### Problem details
Could you find each line of the data below that contains the word "icon" and copy those lines?

### Source data
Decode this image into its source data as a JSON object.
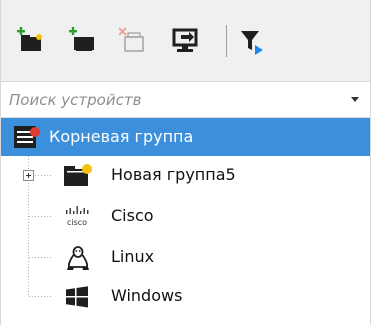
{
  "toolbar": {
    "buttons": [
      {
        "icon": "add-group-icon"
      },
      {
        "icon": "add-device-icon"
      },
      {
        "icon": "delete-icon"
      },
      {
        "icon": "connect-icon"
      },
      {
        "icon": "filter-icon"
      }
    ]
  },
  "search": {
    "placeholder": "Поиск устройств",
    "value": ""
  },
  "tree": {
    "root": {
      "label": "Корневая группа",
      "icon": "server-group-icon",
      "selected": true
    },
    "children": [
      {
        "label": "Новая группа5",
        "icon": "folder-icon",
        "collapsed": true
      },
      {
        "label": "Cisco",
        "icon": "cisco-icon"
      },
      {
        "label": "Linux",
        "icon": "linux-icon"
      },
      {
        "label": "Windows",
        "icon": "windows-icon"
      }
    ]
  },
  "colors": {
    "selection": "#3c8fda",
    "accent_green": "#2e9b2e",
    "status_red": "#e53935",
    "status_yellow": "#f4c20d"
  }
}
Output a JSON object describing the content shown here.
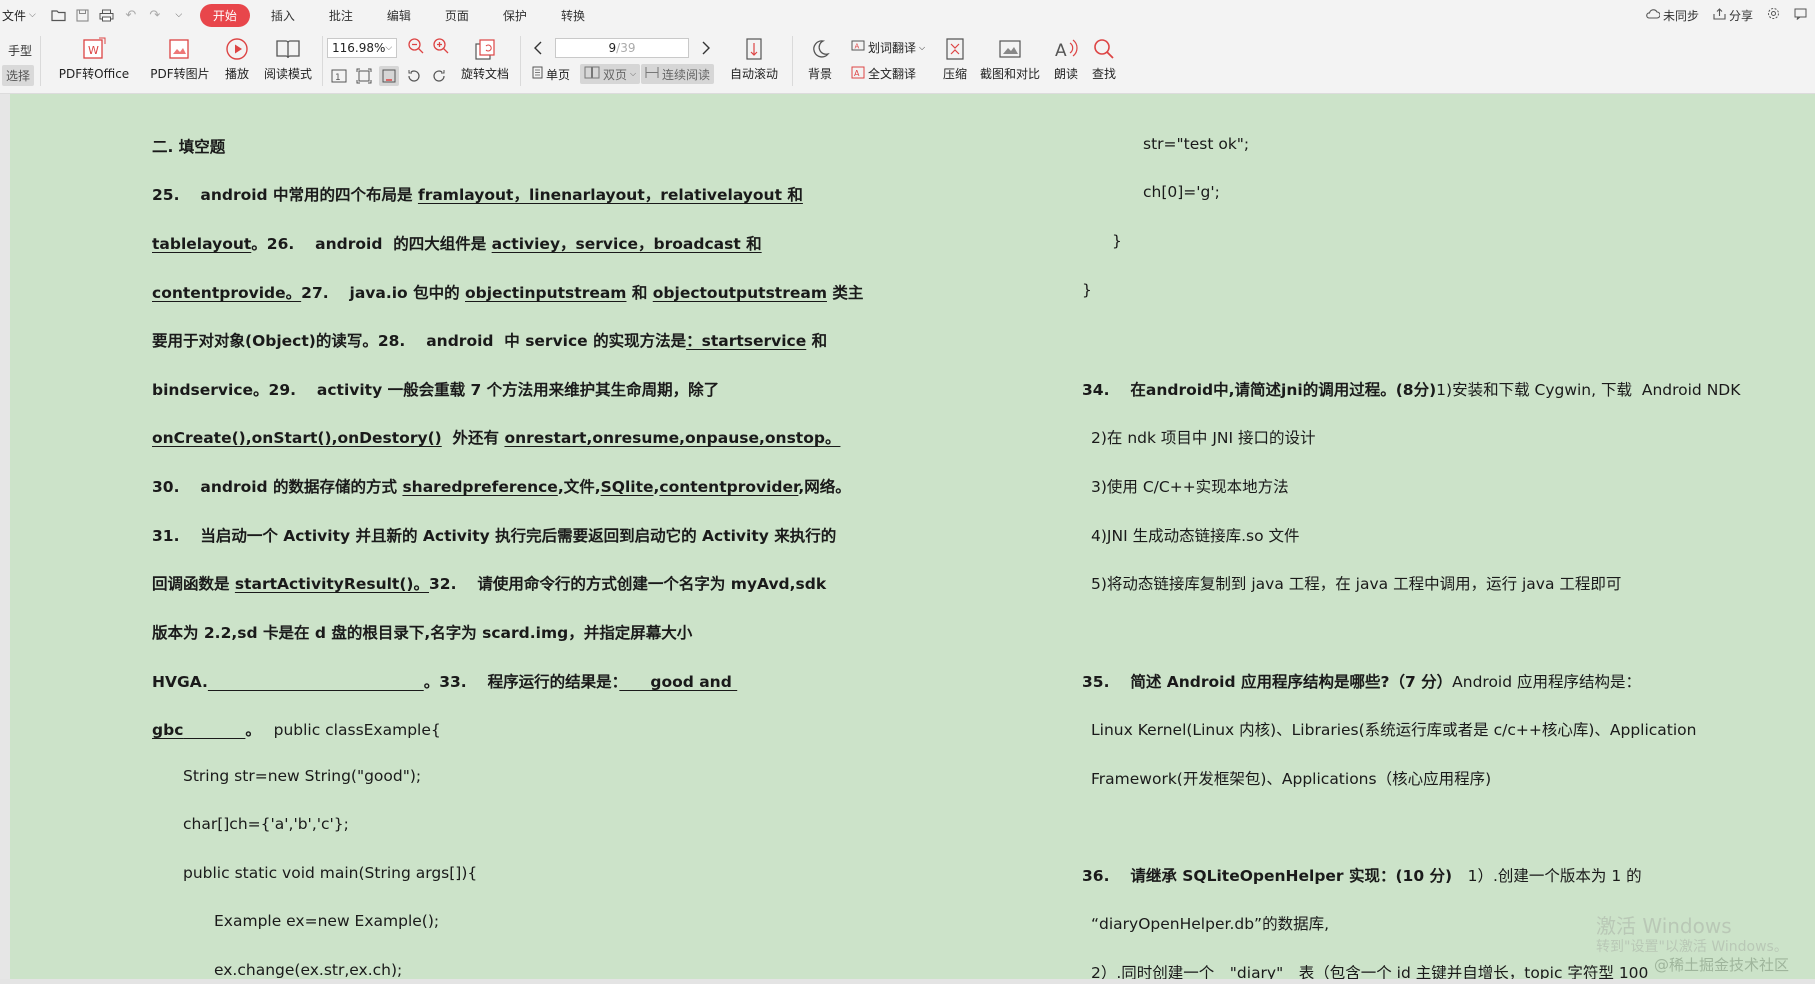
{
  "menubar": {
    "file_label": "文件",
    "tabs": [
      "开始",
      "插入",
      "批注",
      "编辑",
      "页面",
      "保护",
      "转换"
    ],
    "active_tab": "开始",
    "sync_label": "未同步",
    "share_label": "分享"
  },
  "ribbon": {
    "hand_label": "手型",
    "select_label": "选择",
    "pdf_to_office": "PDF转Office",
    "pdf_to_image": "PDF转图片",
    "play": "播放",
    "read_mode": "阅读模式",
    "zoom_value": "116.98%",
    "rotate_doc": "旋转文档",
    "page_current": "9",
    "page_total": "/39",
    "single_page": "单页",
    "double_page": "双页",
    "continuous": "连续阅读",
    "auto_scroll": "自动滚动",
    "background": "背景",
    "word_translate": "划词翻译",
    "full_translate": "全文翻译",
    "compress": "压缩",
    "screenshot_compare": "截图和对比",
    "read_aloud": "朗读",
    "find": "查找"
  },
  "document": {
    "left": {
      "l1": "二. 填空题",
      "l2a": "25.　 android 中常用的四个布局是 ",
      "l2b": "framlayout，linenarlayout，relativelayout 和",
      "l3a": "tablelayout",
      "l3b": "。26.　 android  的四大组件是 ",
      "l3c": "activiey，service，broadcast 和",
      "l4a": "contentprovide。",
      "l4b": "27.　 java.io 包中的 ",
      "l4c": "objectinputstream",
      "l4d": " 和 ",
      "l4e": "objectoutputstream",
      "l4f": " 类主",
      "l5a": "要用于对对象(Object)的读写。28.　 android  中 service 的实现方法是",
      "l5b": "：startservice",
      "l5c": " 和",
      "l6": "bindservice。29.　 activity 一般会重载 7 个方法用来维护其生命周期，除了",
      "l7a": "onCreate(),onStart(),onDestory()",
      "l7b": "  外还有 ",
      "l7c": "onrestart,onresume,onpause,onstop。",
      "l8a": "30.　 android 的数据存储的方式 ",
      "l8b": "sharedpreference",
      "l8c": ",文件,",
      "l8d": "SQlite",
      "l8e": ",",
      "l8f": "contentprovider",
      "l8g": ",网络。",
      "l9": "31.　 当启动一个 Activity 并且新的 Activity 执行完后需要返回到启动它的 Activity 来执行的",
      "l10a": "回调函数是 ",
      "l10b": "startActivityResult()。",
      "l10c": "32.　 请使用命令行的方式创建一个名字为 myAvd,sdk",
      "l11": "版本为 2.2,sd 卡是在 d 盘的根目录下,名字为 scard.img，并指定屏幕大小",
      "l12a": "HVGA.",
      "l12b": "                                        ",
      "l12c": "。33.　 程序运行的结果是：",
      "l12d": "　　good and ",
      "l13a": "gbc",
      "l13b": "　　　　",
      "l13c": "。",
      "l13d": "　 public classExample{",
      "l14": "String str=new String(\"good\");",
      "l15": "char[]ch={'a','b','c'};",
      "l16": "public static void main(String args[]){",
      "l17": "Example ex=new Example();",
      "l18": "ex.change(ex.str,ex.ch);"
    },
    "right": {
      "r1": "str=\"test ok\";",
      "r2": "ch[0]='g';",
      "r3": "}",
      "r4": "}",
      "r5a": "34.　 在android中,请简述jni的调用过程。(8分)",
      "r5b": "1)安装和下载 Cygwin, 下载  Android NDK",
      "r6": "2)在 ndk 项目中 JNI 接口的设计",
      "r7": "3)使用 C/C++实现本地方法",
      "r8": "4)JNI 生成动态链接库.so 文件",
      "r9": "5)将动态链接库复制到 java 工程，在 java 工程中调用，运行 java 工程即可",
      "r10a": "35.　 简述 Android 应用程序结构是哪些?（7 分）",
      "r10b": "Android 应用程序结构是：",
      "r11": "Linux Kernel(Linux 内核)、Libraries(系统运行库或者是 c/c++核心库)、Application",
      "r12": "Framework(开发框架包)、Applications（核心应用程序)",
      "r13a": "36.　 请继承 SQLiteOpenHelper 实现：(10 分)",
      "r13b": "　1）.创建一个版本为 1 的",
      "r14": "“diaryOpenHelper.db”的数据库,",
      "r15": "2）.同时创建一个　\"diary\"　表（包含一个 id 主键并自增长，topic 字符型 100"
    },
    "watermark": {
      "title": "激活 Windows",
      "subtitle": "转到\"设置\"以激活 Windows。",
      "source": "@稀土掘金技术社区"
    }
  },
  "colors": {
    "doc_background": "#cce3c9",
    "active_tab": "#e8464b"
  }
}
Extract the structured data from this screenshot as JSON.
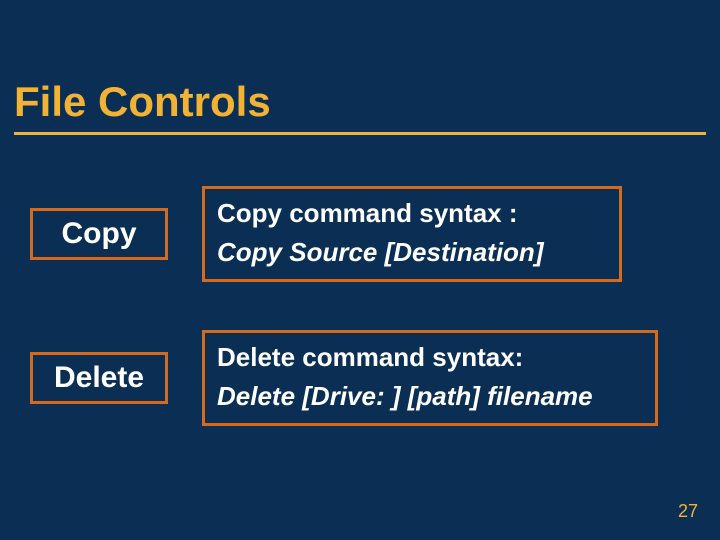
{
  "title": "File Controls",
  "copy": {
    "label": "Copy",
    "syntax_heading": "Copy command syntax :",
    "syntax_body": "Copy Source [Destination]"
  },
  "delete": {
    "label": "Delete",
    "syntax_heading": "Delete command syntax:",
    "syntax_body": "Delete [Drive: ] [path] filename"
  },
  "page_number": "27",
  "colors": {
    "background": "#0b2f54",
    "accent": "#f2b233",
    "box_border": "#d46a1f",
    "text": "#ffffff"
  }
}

### Solved problem
        "icon": "add-group-icon"
        "icon": "add-device-icon"
        "icon": "delete-icon"
        "icon": "connect-icon"
        "icon": "filter-icon"
      "icon": "server-group-icon",
        "icon": "folder-icon",
        "icon": "cisco-icon"
        "icon": "linux-icon"
        "icon": "windows-icon"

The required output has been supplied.